Some Detroit residents love that even though it’s a big city, compared to many others it still feels like there’s room to breathe. Other people want it to feel more urban, and encourage more density downtown and into the neighborhoods (there’s plenty of room).
But how does Detroit’s population density really compare to other big cities around the country and the world? New maps created by SpareFoot Moving Guides provide an interesting perspective.
The maps take into account the 139 square miles of land in the city, with a population of 677,116. This creates a population density of 4,878 persons per square mile. If Detroit’s population was as dense as other major cities, how big would it be?
New York City’s density is nearly seven times that of Detroit’s, meaning if the Motor City had the same density as the Big Apple, the city would be 24 square miles, covering the Riverfront to Highland Park, 75 to about Livernois.
San Francisco has one of the wildest real estate markets in the country right now. Their population density is coming in at 18,440 per square mile. That population density would give us 37 square miles to work with.
Everything’s bigger in Texas, right? Houston boasts both big square miles and a huge population, putting their density at 3,830 per square mile. We’d have to expand our borders for that one.
Out in Manila, the massive city has a density of 107,497 per square mile. That kind of density would fit within the 7.2 mile downtown core of Detroit.

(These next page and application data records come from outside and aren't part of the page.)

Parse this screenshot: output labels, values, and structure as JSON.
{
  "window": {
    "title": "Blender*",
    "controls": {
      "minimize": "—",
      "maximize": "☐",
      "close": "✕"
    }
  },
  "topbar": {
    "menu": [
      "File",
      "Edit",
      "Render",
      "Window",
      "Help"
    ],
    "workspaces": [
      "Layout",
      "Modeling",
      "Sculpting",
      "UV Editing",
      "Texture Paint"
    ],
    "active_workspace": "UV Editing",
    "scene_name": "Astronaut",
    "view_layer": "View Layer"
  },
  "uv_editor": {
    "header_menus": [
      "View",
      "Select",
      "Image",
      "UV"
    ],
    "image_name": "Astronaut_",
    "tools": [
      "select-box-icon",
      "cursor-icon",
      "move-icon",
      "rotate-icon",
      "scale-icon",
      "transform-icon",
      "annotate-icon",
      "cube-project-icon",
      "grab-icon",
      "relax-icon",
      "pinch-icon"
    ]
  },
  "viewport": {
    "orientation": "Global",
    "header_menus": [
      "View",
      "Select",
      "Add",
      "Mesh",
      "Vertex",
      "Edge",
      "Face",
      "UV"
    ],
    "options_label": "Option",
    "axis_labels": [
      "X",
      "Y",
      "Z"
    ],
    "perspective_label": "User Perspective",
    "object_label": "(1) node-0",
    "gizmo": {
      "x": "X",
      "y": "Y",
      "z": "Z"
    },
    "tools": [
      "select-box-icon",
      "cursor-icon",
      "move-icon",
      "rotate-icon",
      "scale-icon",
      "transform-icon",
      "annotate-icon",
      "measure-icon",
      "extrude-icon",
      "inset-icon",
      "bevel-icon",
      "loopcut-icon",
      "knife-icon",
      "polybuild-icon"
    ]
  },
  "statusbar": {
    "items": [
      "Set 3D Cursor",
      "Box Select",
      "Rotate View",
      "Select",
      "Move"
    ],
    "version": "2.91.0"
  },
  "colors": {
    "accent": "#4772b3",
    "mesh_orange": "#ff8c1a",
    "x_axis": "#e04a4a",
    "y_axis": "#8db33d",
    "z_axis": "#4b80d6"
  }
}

The report also provides comparisons of super dense cities like Paris, Dhaka, and Mumbai, and far less dense cities like Jacksonville, Florida, and Anchorage, Alaska. We hope Detroit’s population takes a turn toward an upswing in the next few years, and feel like we can all agree that there’s plenty of room for growth and a little more density.